Milgrom and Wilson not only developed the theory of auctions but also put it into practice. In a press release, the Nobel Committee highlighted their contribution to organizing the first US auction to sell cellular operators' frequencies. Until 1994, frequencies were played in a lottery, and as a result, operators were given disparate frequencies in different states. The state earned practically nothing. The new auction format, proposed by Milgrom and Wilson, allowed operators to get a package of frequencies convenient for them and the state worth around $617 million for 10 licenses.
Milgrom has advised the USA, Canada, Mexico, Great Britain, Germany, Australia, and others. He also works with companies. In preparing Google for the IPO, the company's co-founder called him into a consultant, judging that the IPO was like auctions. And Yahoo! and Microsoft use Milgrom's advice to understand how to sell online ads.
Milgrom plays not only on the side of the sellers. In 2006, he led a consulting team for Comcast's Spectrum Co. Compared to how much other significant traders such as T-Mobile and Verizon paid for frequencies back then, Spectrum saved about $ 1.2 billion. Its tactics included unexpected moves. They sharply raised the bid price by $ 750 million for one step of the auction. After that auction, the FCC was forced to change the auctions' rules, limiting the size of the measure, according to the company founded by Milgrom Auctionomics.

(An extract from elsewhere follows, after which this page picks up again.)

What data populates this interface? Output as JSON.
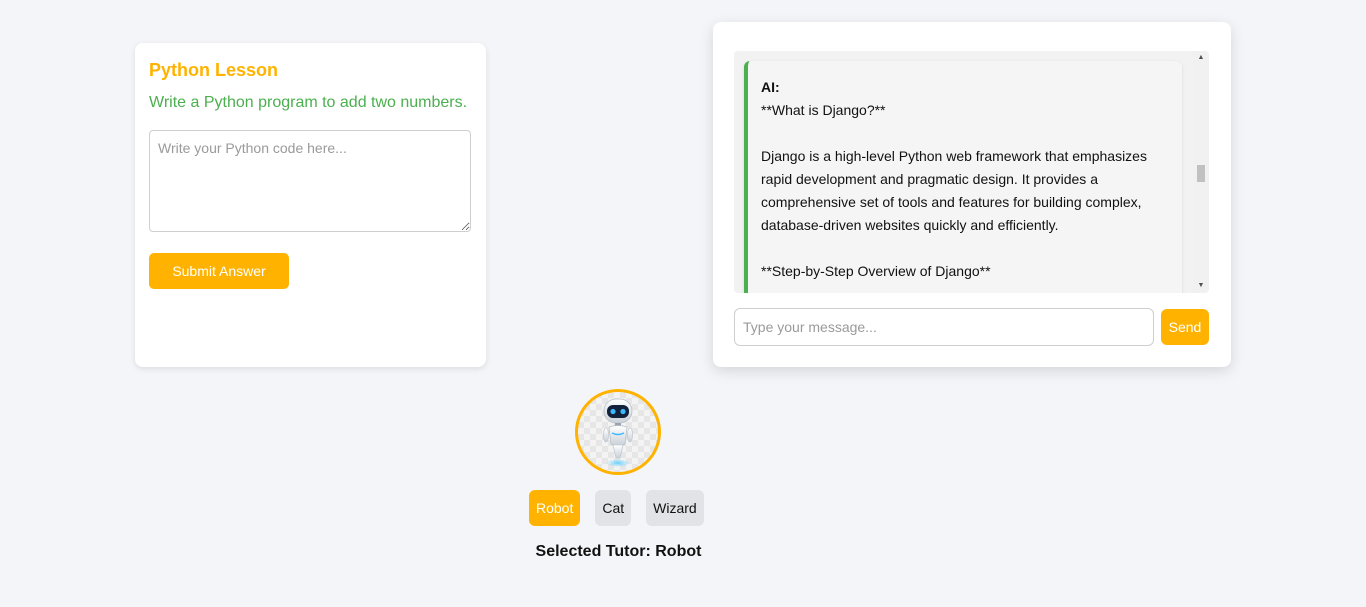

One of the best auctions, which Auctionomics advised on the creation, took place in 2017. The US government bought a package of frequencies from TV companies for $ 10 billion. It sold them at an auction to mobile operators for $ 20 billion.